type system that ties his hands.

Goedel is dragged in only because his theorems tell us that the perfect 
world does not exist, i.e., we cannot have decidable type checking of a 
very expressive type system which also has sane safety properties.

Leaving Goedel aside for a moment, we can ask what a good practical 
combination of expressiveness and safety would be. We have to give up at 
least one of the three desired properties (expressiveness, decidability 
of type checking, safety). Various languages make various choices, as 
was already mentioned in this thread. Let me just say that the choice 
made by C, i.e., to give up both expressiveness and safety in return for 
easy type-checking is not as crazy as it may sound (imagine it's 1970, 
your computer has 4kb of memory, everybody around you thinks of types as 
hints to compilers about how many bytes of storage a variable will take, 
and Martin-Lof is just an obscure Scandinavian mathematician and/or 
philosopher that real programmers never heard of).

It seems to me that the evolution of theory-backed languages such as ML 
and Haskell is reaching a point where people are willing to give up 
decidability of type-checking (Haskell has done it). Skaller seems to 
think that the only option is to give up safety, as well, with which I 
disagree. We need _controlled_ unsafety.

My position is this:

i) Insist on good safety properties. If a program compiles without any 
"ifs" and "buts", then it is safe (whatever that means). It the compiler 
thinks the program might be unsafe it should try to compile anyhow, and 
tell us why precisely it thinks it might be unsafe.

ii) Give programmers very expressive type systems so that they can write 
things like

    div : int * {x : int | not (x = 0)} -> int

and much more.
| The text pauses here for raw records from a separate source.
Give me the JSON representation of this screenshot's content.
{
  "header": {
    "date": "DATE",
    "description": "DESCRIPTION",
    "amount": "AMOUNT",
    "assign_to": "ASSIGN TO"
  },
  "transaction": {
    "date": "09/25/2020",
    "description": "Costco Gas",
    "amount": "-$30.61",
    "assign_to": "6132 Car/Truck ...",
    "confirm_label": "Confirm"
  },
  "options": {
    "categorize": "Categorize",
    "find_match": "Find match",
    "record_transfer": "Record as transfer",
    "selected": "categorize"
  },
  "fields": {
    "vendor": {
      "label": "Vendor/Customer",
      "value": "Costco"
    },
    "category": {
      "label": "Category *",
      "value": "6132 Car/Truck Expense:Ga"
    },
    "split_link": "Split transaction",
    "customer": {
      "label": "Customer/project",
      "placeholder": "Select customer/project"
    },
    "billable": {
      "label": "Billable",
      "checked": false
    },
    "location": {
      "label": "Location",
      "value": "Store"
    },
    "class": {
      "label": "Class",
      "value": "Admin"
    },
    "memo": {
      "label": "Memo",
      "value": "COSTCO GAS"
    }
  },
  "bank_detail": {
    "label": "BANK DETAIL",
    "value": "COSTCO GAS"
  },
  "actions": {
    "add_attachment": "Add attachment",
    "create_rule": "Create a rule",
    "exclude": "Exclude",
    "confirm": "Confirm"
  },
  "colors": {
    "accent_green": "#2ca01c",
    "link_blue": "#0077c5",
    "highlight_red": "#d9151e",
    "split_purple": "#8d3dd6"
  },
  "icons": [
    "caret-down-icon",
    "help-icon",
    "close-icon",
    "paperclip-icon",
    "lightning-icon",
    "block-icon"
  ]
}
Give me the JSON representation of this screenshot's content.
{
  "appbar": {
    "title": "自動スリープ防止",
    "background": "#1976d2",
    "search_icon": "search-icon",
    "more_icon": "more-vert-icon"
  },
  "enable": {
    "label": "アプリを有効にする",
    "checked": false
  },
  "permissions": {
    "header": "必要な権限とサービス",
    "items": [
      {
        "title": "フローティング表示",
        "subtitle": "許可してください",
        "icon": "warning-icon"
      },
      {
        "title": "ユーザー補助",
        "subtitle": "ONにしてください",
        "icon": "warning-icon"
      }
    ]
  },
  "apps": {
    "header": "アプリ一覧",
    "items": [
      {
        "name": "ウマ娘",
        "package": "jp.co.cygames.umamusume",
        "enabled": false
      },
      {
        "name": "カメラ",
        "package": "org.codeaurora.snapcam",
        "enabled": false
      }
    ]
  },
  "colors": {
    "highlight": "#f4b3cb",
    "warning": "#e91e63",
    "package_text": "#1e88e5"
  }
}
iii) Of course, by combining i) and ii) we must then give up 
decidability of type-checking. We can compensate for that loss by 
_making compilers more interactive_. The current model, where a compiler 
either succeeds on its own or fails completely, is not going to take us 
much further. People from the automated theorem proving community learnt 
a while ago that the interaction between the human and the computer is 
the way to go.

A compiler should be able to take hints on how to check types. The 
result of compilation should be one of:

- everything is ok

- the program contains a grave typing error which prevents
   the compiler from emitting sane code, compilation is aborted

- the compiler generates sane code but also emits a list of assertions
   which need to be checked (by humans or otherwise) in order to
   guarantee safety

If we had compilers like that, they would greatly encourage good 
programming practices.

You can read the above as my manifesto, if you wish.

Best regards,

Andrej